Our first day in Carnarvon was at the Plantation Caravan Park which is 5 km out of town at the intersection with the North West Coastal Highway. We only booked one day here as the apartment we booked for the rest of the week was not available until tomorrow. The park is located amongst the plantations that run along the banks of the Gascoyne River where a lot of fruit and vegatables are grown for the WA markets. The Gascoyne is not running this time of the year but all the irrigation water is drawn from the aquifers running beneath the sandy river bed.
A few kilometres from where we are staying the roads that run along either side of the river form what is known as the “Fruit Loop” and if you follow them you get to visit the produce stores out the front of each of the plantations. We were told that the coffee at the Gascoyne Fresh Company’s café along the route was well worth a stop so we took a ride out there this afternoon. Our selected coffees and cake lived up to their reputation and we returned with tomatoes, beans and zuchinnis for the rest of the week.
On our way back to the park we stopped at the OTC communication dish which overlooks Carnarvon. First opened in 1966 it was Australia’s first satellite communication ground station and was involved in the Apollo moon missions. Before it closed in 1987 it was use to control the Giotto Probe to Halley’s Comet. From what we could see the dish lookout seems to provide the highest point to look at the district. The road south which we will take late next week seems to be very flat all the way to the horizon.

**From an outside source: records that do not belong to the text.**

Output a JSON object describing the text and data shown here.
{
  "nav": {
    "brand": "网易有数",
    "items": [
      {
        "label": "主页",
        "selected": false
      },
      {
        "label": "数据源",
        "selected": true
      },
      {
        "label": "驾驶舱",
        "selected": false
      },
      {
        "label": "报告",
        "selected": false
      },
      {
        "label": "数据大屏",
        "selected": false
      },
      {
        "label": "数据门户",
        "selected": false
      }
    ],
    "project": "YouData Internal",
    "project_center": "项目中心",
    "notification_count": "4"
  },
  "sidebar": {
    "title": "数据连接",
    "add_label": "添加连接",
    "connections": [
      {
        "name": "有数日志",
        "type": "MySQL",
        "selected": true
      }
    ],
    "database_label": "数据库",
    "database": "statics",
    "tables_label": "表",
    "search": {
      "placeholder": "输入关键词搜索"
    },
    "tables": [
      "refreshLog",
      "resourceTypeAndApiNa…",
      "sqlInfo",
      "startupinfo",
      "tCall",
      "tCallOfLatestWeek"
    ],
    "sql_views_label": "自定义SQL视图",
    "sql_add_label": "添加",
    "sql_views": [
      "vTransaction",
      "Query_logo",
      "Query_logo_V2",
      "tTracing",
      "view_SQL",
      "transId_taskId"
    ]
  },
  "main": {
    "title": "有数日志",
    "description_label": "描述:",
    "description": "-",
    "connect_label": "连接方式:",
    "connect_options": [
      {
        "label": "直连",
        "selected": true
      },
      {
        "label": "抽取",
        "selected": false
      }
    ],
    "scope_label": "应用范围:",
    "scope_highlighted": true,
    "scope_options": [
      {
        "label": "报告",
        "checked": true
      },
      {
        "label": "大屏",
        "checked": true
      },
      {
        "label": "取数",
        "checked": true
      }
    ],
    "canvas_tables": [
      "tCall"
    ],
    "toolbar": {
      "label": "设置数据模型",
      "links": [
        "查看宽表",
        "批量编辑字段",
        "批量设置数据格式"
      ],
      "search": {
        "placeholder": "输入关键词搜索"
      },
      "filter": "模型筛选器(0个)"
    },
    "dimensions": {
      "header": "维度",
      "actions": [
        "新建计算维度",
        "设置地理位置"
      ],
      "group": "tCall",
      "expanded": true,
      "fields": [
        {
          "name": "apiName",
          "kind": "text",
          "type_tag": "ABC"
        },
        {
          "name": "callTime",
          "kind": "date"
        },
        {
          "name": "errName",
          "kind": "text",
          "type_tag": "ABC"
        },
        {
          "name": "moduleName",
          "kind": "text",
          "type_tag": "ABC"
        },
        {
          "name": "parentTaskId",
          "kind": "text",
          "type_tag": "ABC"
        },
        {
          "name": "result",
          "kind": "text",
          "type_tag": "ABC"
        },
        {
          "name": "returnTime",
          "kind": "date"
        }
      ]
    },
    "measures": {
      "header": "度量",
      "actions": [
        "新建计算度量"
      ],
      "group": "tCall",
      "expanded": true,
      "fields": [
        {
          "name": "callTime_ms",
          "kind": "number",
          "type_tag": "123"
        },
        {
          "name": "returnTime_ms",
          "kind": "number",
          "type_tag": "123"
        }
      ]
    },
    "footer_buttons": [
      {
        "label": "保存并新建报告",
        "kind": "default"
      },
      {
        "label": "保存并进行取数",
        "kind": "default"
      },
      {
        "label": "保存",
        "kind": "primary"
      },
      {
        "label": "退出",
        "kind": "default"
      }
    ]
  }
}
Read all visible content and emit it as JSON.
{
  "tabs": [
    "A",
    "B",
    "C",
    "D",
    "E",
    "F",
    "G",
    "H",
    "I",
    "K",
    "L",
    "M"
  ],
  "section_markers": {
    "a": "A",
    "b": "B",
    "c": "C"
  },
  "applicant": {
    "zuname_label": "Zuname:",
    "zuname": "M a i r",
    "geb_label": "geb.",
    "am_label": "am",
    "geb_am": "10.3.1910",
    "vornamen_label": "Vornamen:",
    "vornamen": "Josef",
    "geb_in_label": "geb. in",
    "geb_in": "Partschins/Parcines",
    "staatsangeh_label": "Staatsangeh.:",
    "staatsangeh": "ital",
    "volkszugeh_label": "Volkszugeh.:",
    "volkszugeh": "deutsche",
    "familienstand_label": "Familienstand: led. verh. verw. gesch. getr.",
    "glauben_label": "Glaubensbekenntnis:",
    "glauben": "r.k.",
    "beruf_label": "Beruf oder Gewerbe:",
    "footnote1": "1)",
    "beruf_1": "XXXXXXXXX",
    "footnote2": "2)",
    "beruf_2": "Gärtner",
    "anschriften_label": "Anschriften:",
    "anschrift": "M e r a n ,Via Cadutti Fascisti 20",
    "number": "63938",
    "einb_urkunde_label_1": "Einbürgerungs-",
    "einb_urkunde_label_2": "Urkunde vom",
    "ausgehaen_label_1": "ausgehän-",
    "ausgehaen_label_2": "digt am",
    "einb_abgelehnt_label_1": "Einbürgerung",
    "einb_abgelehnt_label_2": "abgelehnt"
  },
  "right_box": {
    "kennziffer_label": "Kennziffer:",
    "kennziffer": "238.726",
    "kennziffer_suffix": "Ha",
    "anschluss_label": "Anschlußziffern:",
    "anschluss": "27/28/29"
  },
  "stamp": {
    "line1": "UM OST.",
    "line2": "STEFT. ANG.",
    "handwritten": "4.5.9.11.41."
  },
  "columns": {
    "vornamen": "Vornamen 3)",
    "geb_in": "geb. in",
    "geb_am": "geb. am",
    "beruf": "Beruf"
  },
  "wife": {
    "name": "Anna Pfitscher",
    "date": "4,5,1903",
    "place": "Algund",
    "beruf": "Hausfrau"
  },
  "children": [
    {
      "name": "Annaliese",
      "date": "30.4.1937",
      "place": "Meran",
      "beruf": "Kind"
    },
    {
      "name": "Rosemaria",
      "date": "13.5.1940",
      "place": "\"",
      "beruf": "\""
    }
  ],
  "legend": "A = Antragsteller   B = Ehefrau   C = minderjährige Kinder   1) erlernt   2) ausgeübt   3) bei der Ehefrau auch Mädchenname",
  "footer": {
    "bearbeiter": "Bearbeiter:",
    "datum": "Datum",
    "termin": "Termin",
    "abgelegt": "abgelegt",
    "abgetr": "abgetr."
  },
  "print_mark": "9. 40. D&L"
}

Zoom into the map and use the 'Satellite' layer
to see our new location.
We had the Gascoyne Fresh Company’s café all to ourselves
All the farms have "No jobs" or "No work" signs at their gates. This sign is obviously there to deter those who cannot read.
A sign on the road south of Carnarvon. Something we will need to contend with in 7 days time!
Carnarvon's OTC communication dish which is no longer operational
View north from Carnarvon's OTC communication dish looking over the plantations along South River Road